YOUR INSTRUCTIONS
With "variables" as the search word, show every line of the material that has it.

WORKING DATA
________________________
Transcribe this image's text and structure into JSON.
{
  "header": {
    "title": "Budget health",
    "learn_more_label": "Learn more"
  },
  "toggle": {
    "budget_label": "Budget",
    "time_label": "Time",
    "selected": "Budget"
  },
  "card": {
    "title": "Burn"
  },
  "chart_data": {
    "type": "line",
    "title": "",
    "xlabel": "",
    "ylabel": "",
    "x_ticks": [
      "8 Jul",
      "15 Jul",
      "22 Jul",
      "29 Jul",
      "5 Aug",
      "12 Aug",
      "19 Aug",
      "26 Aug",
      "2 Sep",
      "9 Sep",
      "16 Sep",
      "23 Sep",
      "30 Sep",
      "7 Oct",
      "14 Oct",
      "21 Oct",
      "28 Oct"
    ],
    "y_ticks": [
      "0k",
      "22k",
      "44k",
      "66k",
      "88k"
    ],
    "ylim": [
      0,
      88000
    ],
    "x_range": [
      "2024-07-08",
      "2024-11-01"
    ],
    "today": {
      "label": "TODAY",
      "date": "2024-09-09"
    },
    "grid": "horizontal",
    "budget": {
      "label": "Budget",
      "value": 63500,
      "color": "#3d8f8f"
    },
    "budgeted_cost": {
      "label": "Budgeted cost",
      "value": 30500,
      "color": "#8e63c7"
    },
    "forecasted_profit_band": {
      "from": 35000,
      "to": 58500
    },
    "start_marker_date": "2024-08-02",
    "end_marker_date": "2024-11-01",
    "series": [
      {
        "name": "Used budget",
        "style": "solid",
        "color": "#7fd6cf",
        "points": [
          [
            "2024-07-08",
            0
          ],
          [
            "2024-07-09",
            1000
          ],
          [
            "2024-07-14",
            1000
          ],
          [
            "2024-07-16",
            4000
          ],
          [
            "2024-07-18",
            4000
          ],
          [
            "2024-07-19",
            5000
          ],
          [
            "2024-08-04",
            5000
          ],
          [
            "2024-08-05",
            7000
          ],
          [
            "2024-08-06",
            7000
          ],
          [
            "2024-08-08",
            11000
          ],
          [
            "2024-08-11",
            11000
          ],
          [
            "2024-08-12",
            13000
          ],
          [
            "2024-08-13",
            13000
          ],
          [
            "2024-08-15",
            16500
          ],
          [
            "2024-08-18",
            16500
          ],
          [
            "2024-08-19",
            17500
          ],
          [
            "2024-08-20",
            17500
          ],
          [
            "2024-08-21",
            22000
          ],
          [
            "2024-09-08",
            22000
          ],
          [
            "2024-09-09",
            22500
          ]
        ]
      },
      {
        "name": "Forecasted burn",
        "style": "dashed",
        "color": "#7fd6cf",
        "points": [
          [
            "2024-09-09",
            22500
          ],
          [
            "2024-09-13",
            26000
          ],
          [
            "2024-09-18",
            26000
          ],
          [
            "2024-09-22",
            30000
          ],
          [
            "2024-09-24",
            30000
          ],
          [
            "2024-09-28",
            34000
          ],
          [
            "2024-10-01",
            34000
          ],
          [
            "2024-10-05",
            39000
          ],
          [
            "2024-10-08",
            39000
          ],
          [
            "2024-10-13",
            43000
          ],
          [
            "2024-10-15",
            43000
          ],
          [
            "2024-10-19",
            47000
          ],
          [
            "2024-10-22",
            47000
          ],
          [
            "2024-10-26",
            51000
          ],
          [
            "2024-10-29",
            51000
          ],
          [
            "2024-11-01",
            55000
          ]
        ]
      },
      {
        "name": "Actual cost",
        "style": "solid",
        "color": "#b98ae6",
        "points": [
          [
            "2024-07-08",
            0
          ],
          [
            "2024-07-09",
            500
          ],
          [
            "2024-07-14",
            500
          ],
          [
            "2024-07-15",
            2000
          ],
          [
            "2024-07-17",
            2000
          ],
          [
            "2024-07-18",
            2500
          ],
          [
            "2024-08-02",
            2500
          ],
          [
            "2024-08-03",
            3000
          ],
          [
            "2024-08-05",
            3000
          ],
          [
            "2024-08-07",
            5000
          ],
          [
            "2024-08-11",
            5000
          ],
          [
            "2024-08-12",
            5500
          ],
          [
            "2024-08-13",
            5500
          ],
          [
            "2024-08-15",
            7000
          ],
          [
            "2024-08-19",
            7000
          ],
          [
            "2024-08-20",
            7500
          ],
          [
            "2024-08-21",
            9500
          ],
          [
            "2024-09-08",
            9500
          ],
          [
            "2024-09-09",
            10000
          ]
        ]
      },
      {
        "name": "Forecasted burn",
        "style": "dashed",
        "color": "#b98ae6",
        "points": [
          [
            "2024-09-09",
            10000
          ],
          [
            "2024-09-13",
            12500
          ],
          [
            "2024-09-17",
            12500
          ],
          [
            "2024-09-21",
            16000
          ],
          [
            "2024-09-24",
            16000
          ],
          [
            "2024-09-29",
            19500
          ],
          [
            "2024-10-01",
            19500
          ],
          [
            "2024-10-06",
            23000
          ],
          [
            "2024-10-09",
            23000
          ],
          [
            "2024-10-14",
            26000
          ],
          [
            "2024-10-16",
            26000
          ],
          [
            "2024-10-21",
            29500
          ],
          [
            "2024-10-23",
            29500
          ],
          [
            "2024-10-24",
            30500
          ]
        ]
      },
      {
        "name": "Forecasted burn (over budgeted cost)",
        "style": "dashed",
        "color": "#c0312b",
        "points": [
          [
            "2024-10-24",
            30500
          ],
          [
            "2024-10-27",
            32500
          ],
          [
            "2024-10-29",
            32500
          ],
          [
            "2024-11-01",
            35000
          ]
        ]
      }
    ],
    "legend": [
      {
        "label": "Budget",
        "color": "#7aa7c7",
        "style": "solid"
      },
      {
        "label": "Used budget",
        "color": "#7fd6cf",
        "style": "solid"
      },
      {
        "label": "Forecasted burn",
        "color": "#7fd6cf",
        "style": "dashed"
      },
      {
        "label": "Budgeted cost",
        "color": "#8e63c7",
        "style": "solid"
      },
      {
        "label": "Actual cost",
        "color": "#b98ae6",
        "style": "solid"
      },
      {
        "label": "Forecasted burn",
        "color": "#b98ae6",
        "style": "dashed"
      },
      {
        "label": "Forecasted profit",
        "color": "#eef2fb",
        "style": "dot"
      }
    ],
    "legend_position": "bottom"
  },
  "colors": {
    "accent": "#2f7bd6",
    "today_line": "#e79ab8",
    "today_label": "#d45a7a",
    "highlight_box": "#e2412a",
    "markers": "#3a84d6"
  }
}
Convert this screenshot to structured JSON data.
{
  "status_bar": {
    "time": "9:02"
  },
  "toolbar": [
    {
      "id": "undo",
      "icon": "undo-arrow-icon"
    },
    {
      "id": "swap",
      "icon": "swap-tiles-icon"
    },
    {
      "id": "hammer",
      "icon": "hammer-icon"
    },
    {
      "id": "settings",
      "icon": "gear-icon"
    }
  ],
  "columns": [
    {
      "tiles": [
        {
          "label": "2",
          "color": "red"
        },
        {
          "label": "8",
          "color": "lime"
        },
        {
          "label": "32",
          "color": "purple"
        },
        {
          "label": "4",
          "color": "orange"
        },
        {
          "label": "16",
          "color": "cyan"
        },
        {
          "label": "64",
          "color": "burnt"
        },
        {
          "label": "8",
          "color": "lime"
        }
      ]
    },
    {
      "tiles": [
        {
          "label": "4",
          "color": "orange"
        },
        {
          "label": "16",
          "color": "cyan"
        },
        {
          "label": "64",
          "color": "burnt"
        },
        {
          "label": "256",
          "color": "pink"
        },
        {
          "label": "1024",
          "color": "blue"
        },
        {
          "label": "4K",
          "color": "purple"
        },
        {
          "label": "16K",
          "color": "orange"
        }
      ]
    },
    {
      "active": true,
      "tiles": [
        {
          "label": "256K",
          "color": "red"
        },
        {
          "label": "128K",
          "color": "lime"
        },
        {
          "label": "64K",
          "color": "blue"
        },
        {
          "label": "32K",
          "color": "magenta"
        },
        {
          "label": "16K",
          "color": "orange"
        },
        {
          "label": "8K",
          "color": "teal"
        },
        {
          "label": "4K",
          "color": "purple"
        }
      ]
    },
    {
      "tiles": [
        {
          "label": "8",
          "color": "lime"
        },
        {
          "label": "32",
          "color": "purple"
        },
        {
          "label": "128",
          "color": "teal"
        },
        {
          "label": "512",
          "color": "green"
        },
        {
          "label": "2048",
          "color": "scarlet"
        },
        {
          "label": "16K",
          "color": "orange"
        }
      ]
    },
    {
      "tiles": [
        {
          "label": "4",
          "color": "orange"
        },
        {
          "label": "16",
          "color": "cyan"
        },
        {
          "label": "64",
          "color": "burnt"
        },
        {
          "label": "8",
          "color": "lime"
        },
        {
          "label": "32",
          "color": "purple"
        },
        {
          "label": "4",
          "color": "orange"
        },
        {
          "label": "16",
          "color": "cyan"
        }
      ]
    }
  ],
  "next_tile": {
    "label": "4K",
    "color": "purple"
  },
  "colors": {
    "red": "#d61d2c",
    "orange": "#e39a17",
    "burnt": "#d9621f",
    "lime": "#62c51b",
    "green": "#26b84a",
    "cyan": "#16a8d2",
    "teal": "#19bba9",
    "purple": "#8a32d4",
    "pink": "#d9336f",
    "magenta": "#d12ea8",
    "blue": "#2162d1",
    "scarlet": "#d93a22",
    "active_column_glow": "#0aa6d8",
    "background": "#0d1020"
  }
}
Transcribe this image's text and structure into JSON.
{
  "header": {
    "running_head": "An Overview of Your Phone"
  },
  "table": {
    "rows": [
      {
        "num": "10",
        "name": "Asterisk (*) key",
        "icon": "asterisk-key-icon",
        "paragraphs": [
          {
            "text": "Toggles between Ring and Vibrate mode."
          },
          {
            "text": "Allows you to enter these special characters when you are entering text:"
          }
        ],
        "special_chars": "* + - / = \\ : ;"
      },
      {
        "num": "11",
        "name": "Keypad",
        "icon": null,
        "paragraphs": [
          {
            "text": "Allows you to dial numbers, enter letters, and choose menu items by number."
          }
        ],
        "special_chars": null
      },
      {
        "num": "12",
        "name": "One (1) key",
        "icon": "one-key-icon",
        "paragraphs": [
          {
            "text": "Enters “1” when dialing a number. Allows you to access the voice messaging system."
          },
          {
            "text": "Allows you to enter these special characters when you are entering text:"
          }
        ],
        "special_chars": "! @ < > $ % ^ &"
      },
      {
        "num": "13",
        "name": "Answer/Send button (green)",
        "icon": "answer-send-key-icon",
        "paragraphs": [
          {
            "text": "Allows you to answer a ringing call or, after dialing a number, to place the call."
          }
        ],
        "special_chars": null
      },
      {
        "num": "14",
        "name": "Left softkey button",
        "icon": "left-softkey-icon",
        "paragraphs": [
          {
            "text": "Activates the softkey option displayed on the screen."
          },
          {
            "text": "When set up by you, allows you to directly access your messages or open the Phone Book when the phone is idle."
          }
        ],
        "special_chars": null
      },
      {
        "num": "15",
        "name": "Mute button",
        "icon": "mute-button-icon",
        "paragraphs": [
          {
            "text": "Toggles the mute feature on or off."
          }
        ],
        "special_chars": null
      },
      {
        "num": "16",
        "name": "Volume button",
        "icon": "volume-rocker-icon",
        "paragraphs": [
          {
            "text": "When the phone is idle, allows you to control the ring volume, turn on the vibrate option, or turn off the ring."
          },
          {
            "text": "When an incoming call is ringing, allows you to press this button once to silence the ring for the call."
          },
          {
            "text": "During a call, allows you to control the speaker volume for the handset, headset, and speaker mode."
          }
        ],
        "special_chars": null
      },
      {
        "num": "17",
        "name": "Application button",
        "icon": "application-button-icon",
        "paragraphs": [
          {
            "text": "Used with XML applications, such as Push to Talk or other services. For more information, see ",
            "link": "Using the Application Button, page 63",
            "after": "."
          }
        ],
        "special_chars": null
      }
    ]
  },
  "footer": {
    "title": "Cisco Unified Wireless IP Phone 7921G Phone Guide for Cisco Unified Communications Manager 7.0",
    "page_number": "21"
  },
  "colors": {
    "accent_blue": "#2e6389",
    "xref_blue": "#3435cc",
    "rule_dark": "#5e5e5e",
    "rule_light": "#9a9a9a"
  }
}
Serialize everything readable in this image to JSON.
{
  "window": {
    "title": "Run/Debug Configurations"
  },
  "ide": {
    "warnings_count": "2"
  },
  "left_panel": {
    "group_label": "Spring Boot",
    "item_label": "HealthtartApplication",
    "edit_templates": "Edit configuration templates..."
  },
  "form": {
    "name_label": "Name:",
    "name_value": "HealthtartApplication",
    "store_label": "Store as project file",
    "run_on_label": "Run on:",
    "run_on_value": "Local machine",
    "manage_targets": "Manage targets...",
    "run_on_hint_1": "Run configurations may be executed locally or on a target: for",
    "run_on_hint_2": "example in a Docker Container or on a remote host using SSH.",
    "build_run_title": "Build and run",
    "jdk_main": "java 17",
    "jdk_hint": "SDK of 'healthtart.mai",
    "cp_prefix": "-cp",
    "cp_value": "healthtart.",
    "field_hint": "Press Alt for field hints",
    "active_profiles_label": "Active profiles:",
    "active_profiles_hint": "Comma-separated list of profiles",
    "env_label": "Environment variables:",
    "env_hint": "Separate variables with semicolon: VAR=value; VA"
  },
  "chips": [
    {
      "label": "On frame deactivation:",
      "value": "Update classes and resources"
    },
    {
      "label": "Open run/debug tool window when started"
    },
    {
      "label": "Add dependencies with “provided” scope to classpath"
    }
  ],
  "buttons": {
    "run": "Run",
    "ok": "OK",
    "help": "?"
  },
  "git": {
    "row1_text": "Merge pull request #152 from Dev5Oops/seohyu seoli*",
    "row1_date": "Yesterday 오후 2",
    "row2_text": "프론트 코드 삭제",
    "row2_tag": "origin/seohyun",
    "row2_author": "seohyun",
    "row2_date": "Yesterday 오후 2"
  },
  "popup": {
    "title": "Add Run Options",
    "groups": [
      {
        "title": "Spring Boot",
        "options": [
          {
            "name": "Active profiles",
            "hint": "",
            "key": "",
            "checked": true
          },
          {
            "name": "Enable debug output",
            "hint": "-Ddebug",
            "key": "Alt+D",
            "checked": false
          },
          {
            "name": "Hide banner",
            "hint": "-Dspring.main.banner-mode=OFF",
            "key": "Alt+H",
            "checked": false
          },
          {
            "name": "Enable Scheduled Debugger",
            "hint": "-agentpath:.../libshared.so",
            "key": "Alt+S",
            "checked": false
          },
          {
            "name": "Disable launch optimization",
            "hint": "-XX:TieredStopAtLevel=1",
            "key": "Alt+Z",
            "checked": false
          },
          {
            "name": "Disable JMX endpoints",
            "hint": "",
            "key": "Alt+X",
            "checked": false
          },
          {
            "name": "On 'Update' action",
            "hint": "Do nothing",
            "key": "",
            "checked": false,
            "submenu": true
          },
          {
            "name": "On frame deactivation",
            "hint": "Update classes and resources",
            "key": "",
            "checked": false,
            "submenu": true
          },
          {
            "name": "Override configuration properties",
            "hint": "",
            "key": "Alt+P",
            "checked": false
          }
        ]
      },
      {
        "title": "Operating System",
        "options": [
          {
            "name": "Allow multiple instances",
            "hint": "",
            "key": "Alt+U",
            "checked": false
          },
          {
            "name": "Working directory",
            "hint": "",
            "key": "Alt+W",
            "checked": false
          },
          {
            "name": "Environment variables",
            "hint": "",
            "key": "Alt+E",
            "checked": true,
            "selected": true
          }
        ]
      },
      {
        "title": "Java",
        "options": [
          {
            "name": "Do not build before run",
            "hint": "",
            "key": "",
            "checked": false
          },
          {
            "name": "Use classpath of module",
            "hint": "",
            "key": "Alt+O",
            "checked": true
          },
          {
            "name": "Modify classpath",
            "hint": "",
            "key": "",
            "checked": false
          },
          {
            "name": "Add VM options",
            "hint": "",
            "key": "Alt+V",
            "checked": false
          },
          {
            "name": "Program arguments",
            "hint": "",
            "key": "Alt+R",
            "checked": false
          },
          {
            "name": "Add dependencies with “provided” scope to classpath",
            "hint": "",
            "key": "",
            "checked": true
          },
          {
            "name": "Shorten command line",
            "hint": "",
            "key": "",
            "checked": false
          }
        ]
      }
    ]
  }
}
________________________
ANSWER TO THIS PROBLEM
    "env_label": "Environment variables:",
    "env_hint": "Separate variables with semicolon: VAR=value; VA"
            "name": "Environment variables",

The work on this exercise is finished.